But over time, the pair have come around on the video, and have even learned to incorporate some of their successes from the video into their music. Says Rogers, "The Alt-J song was written on the spot, it was totally improvised, so maybe that's a strength of ours and a direction we should go in. Maybe something that we write off the bat that's simple and catchy is what's good for us. That's why I like it now."
To this day, Alt-J have never reached out to the band, though they changed their Twitter picture to a rice cake.
Many who viewed the Alt-J parody discovered Fleece, and have remained fans of the band.

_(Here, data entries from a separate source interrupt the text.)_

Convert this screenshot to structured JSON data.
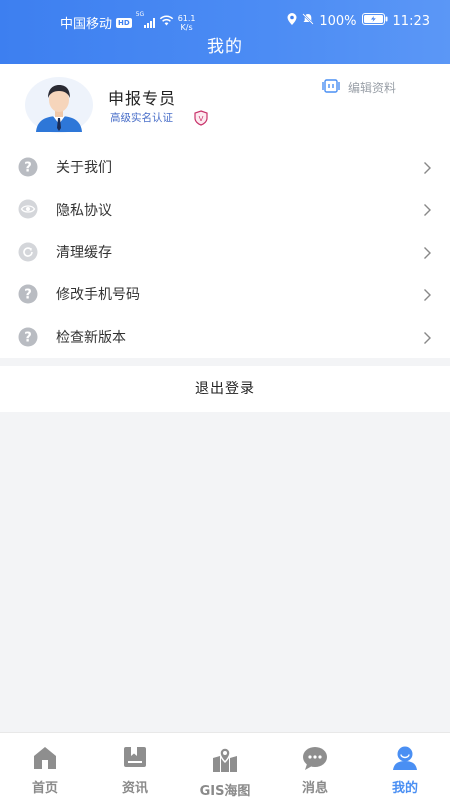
{
  "status_bar": {
    "carrier": "中国移动",
    "hd": "HD",
    "network": "5G",
    "speed_value": "61.1",
    "speed_unit": "K/s",
    "battery": "100%",
    "time": "11:23"
  },
  "header": {
    "title": "我的"
  },
  "profile": {
    "name": "申报专员",
    "certification": "高级实名认证",
    "badge_letter": "V",
    "edit_label": "编辑资料"
  },
  "menu": [
    {
      "label": "关于我们",
      "icon": "question-icon"
    },
    {
      "label": "隐私协议",
      "icon": "eye-icon"
    },
    {
      "label": "清理缓存",
      "icon": "refresh-icon"
    },
    {
      "label": "修改手机号码",
      "icon": "question-icon"
    },
    {
      "label": "检查新版本",
      "icon": "question-icon"
    }
  ],
  "logout_label": "退出登录",
  "tabs": [
    {
      "label": "首页",
      "icon": "home-icon",
      "active": false
    },
    {
      "label": "资讯",
      "icon": "news-icon",
      "active": false
    },
    {
      "label": "GIS海图",
      "icon": "map-icon",
      "active": false
    },
    {
      "label": "消息",
      "icon": "chat-icon",
      "active": false
    },
    {
      "label": "我的",
      "icon": "user-icon",
      "active": true
    }
  ],
  "colors": {
    "primary": "#4a8ff3",
    "header": "#3d7ff0",
    "inactive": "#8a8a8a"
  }
}
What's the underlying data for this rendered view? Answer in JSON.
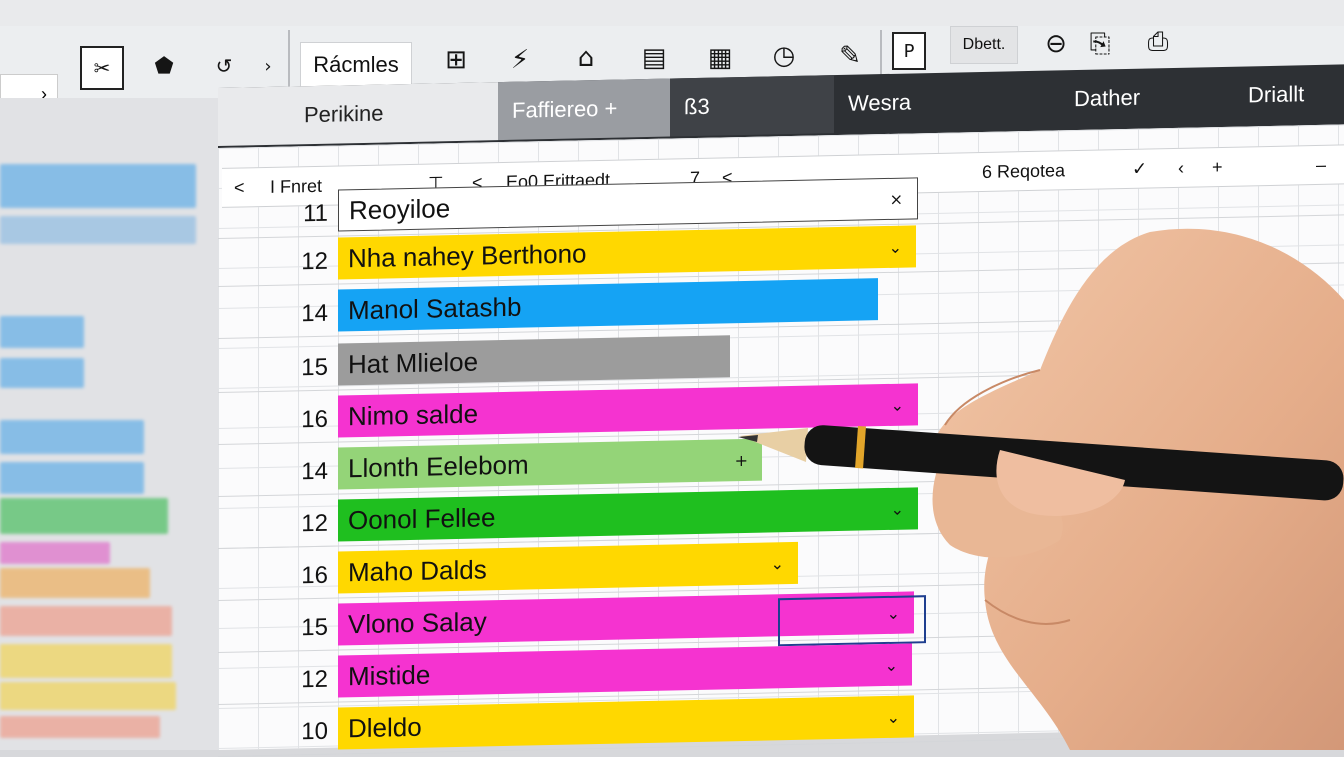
{
  "ribbon": {
    "name_box_chevron": "›",
    "styles_button": "Rácmles",
    "right_button": "Dbett.",
    "icons": [
      "table-icon",
      "lightning-icon",
      "home-icon",
      "card-icon",
      "grid-icon",
      "clock-icon",
      "paint-icon",
      "paste-icon",
      "scroll-icon",
      "print-icon",
      "clipboard-icon"
    ]
  },
  "tabs": [
    {
      "label": "Perikine"
    },
    {
      "label": "Faffiereo  +"
    },
    {
      "label": "ß3"
    },
    {
      "label": "Wesra"
    },
    {
      "label": "Dather"
    },
    {
      "label": "Driallt"
    }
  ],
  "formula_bar": {
    "nav_left": "<",
    "cell_ref": "I Fnret",
    "sort_icon": "⊤",
    "back": "<",
    "formula": "Eo0 Erittaedt",
    "filter_char": "7",
    "nav_left2": "<",
    "replace_label": "6 Reqotea",
    "confirm": "✓",
    "cancel": "‹",
    "add": "+",
    "dash": "–"
  },
  "rows": [
    {
      "num": "11",
      "label": "Reoyiloe",
      "color": "#ffffff",
      "type": "input",
      "close": "×"
    },
    {
      "num": "12",
      "label": "Nha nahey Berthono",
      "color": "#ffd800",
      "chev": "⌄"
    },
    {
      "num": "14",
      "label": "Manol Satashb",
      "color": "#15a3f4",
      "chev": ""
    },
    {
      "num": "15",
      "label": "Hat Mlieloe",
      "color": "#9c9c9c",
      "chev": ""
    },
    {
      "num": "16",
      "label": "Nimo salde",
      "color": "#f533d0",
      "chev": "⌄"
    },
    {
      "num": "14",
      "label": "Llonth Eelebom",
      "color": "#94d478",
      "chev": "+"
    },
    {
      "num": "12",
      "label": "Oonol Fellee",
      "color": "#1fbf1f",
      "chev": "⌄"
    },
    {
      "num": "16",
      "label": "Maho Dalds",
      "color": "#ffd800",
      "chev": "⌄"
    },
    {
      "num": "15",
      "label": "Vlono Salay",
      "color": "#f533d0",
      "chev": "⌄"
    },
    {
      "num": "12",
      "label": "Mistide",
      "color": "#f533d0",
      "chev": "⌄"
    },
    {
      "num": "10",
      "label": "Dleldo",
      "color": "#ffd800",
      "chev": "⌄"
    }
  ]
}
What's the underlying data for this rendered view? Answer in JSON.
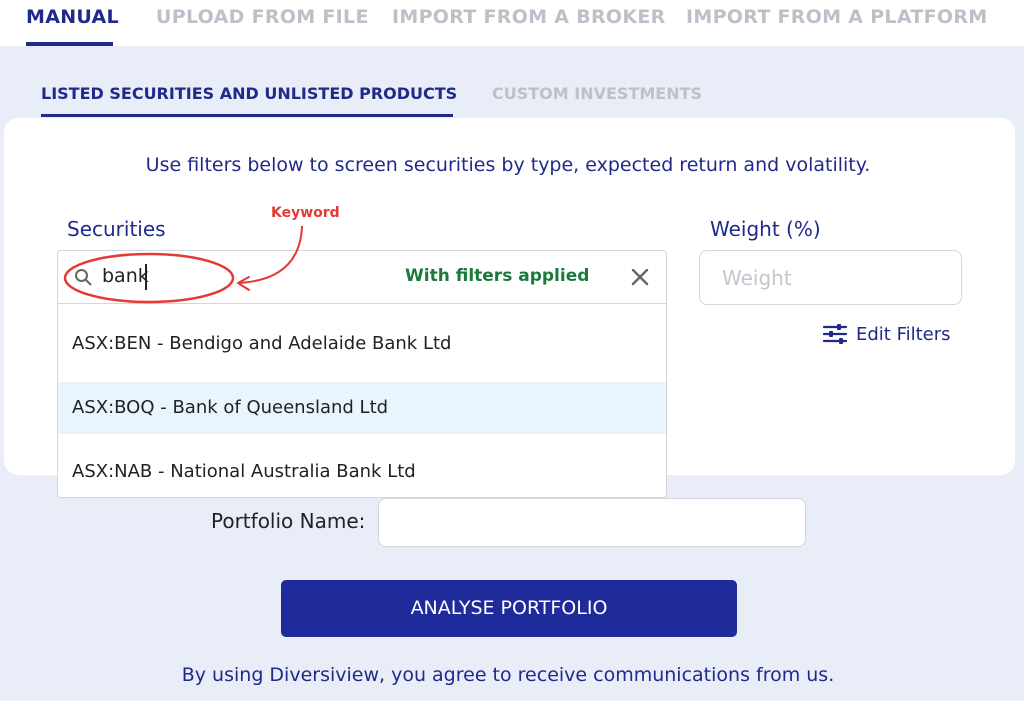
{
  "tabs": [
    {
      "label": "MANUAL",
      "active": true
    },
    {
      "label": "UPLOAD FROM FILE",
      "active": false
    },
    {
      "label": "IMPORT FROM A BROKER",
      "active": false
    },
    {
      "label": "IMPORT FROM A PLATFORM",
      "active": false
    }
  ],
  "subtabs": [
    {
      "label": "LISTED SECURITIES AND UNLISTED PRODUCTS",
      "active": true
    },
    {
      "label": "CUSTOM INVESTMENTS",
      "active": false
    }
  ],
  "form": {
    "instructions": "Use filters below to screen securities by type, expected return and volatility.",
    "securities_label": "Securities",
    "search_value": "bank",
    "search_icon": "search-icon",
    "clear_icon": "close-icon",
    "options": [
      "ASX:BEN - Bendigo and Adelaide Bank Ltd",
      "ASX:BOQ - Bank of Queensland Ltd",
      "ASX:NAB - National Australia Bank Ltd"
    ],
    "highlighted_option": 1,
    "weight_label": "Weight (%)",
    "weight_placeholder": "Weight",
    "weight_value": "",
    "edit_filters_label": "Edit Filters",
    "edit_filters_icon": "sliders-icon",
    "portfolio_name_label": "Portfolio Name:",
    "portfolio_name_value": ""
  },
  "annotations": {
    "keyword": "Keyword",
    "filters_applied": "With filters applied"
  },
  "actions": {
    "analyse_label": "ANALYSE PORTFOLIO"
  },
  "footer": {
    "note": "By using Diversiview, you agree to receive communications from us."
  },
  "colors": {
    "primary": "#1f2a8a",
    "button": "#1f2a9b",
    "background": "#e9edf8",
    "highlight": "#e9f5fc",
    "annotation_red": "#e53935",
    "annotation_green": "#1a7a3c"
  }
}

Several years after the video's release, the band are still benefiting from its success. "I am so grateful for [the video] because we wouldn't have been able to [tour the States] without that," says Rogers about the band's 2017 tour, which was funded via Kickstarter. It was on that tour that the band were able to meet some of their biggest fans. "The first show we played in the States, there was a girl named Lily who recognized Megan and Jameson, who had only been in the band for a few months at that point," says Soil. Adds Rogers, "I'd say 14 of the 16 places we went to across the States, there was always one superfan saying, 'Thank you, you've changed my life.'"
"The fans we got because of it — they love the video and it really shows our personalities, and then they listen to our music and they become so dedicated because they feel like they know us on a personal level and on a musical level," says Soil. "They all wanna know everything that's going on in Ethan's life. Everything," adds Rogers.
Though the group are best known for their affable, fun-loving personalities (perks from the aforementioned Kickstarter included Soil's shirt from the Alt-J video and Rogers' moustache), the music's more serious undertones still resonate with their fans. "[Voyager] is about me talking to myself in the past as a closeted person who's secretly gay, and there were some queer people there who were like, 'That album helped me a lot.' That was nice to hear," says Rogers.
Fleece play Bar le Ritz PDB in Montreal on January 19 and the Horseshoe Tavern in Toronto on January 26 as part of Exclaim! and Ticketfly's Class of 2018 concert series.